_WHAT IS NEEDED_
The task calls for each line of the records below in which the word "desc" appears.

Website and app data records
★ ★ ★
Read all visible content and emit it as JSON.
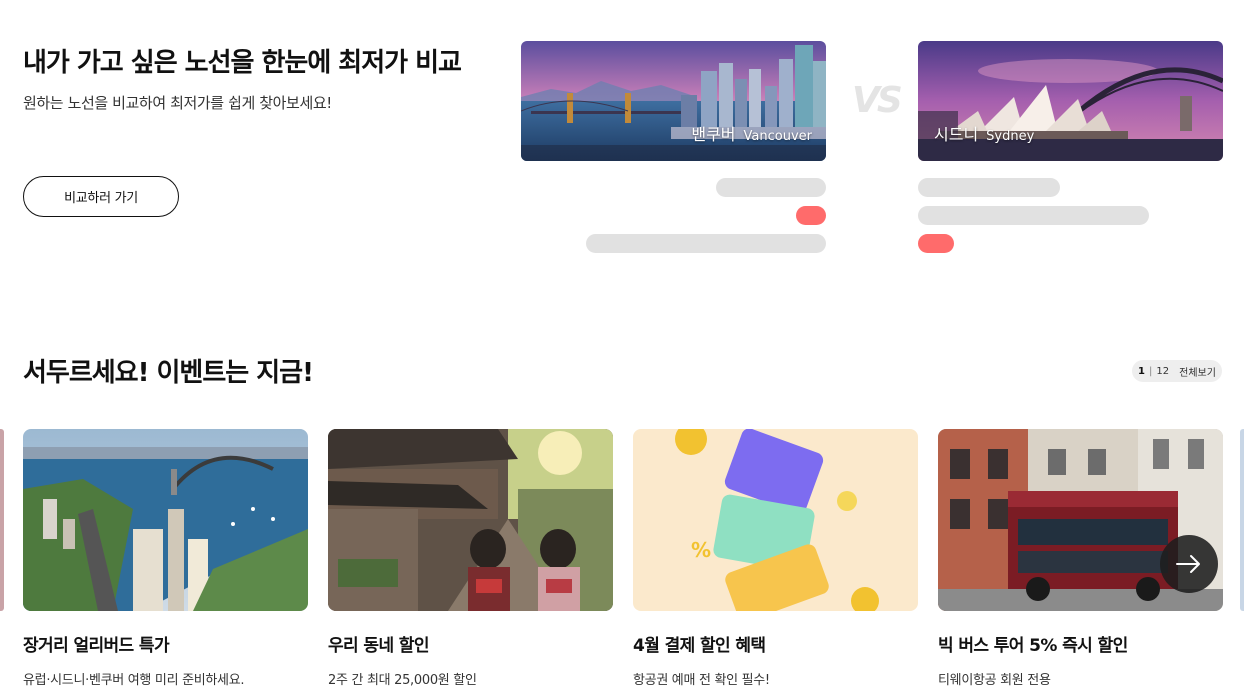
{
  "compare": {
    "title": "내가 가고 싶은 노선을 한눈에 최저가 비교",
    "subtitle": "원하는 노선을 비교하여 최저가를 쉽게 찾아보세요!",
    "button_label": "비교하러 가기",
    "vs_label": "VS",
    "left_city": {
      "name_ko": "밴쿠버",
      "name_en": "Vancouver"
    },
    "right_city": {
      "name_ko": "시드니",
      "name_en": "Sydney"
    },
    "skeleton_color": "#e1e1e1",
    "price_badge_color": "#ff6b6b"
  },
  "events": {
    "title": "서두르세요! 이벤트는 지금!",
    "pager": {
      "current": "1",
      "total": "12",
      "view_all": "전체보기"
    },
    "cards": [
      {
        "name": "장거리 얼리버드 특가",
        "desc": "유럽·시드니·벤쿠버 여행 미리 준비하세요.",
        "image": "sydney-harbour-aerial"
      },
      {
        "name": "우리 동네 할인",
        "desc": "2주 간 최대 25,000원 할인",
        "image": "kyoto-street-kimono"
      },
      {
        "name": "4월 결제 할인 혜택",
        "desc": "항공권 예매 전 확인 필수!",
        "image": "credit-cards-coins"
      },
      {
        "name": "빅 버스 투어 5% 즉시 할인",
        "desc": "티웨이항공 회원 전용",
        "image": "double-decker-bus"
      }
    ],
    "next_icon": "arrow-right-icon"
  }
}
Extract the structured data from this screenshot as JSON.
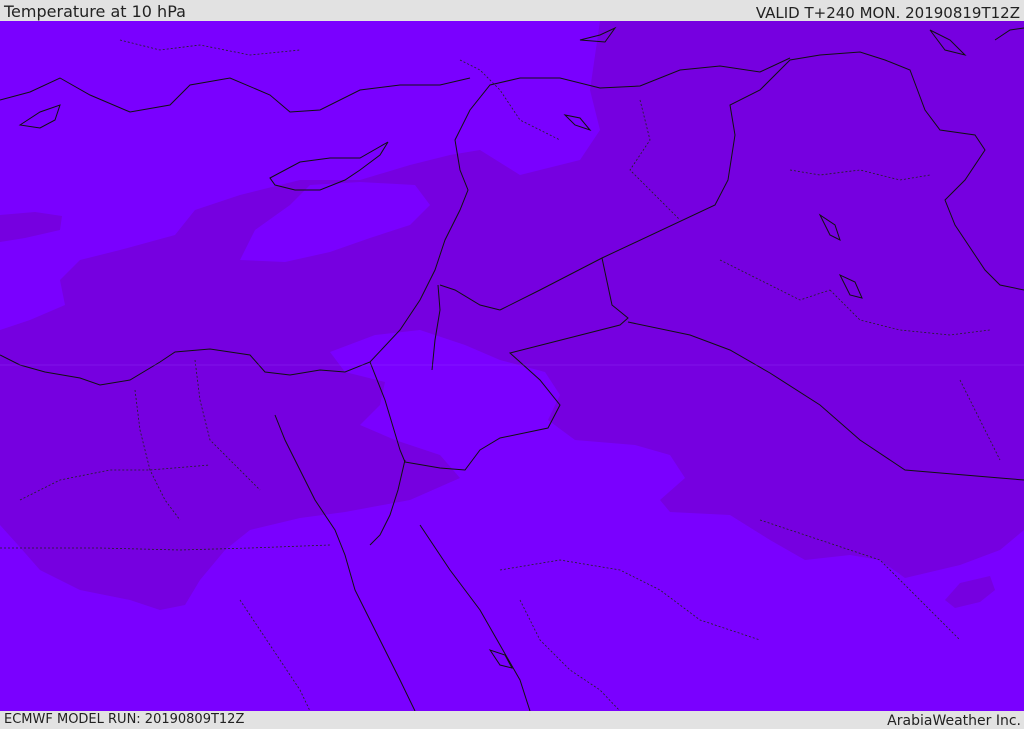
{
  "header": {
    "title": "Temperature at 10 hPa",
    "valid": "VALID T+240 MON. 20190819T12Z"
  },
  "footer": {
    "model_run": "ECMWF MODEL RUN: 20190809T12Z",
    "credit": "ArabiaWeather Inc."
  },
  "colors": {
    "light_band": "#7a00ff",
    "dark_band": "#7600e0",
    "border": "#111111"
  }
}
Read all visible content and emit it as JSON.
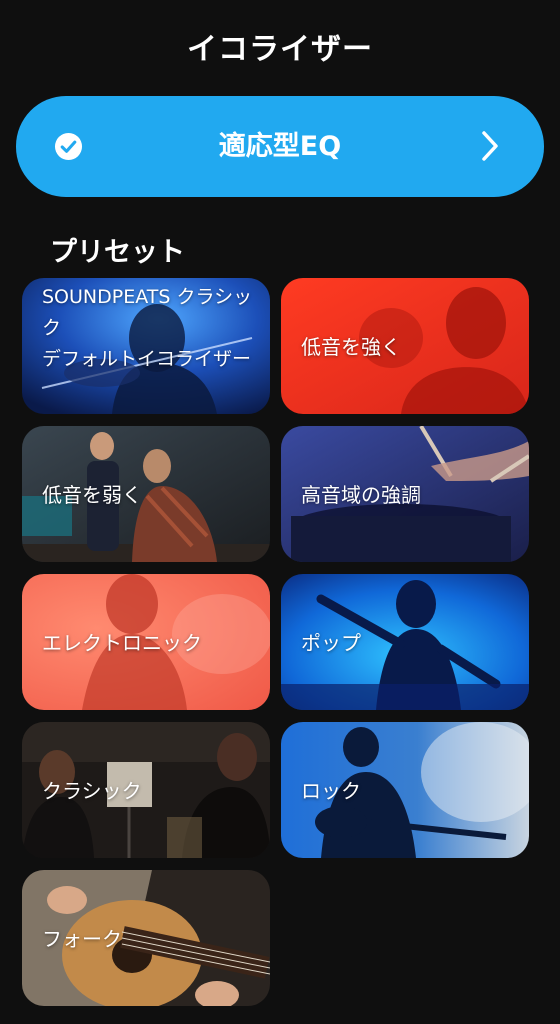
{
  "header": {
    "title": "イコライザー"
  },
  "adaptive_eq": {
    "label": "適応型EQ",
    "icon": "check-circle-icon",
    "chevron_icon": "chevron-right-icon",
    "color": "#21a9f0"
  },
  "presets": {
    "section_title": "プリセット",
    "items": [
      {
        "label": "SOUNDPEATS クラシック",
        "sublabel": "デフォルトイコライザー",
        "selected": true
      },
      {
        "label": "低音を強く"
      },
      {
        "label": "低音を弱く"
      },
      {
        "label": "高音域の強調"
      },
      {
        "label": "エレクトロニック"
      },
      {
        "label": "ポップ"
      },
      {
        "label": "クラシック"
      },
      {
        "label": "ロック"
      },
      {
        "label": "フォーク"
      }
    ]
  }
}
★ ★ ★
_ANSWER SPACE_
        "desc": "유럽·시드니·벤쿠버 여행 미리 준비하세요.",
        "desc": "2주 간 최대 25,000원 할인",
        "desc": "항공권 예매 전 확인 필수!",
        "desc": "티웨이항공 회원 전용",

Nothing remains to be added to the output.